Dataset records
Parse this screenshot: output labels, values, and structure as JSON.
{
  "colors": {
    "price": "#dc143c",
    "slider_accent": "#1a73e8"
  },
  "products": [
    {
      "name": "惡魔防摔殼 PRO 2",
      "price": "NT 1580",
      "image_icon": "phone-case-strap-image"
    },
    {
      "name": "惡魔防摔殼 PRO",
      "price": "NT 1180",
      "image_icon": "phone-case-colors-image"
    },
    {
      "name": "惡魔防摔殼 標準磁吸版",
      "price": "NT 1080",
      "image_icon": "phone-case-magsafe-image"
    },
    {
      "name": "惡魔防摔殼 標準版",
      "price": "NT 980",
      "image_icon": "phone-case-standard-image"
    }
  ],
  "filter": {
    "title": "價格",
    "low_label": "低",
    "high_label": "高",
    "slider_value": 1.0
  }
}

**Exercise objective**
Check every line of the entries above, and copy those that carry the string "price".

**Solution**
    "price": "#dc143c",
      "price": "NT 1580",
      "price": "NT 1180",
      "price": "NT 1080",
      "price": "NT 980",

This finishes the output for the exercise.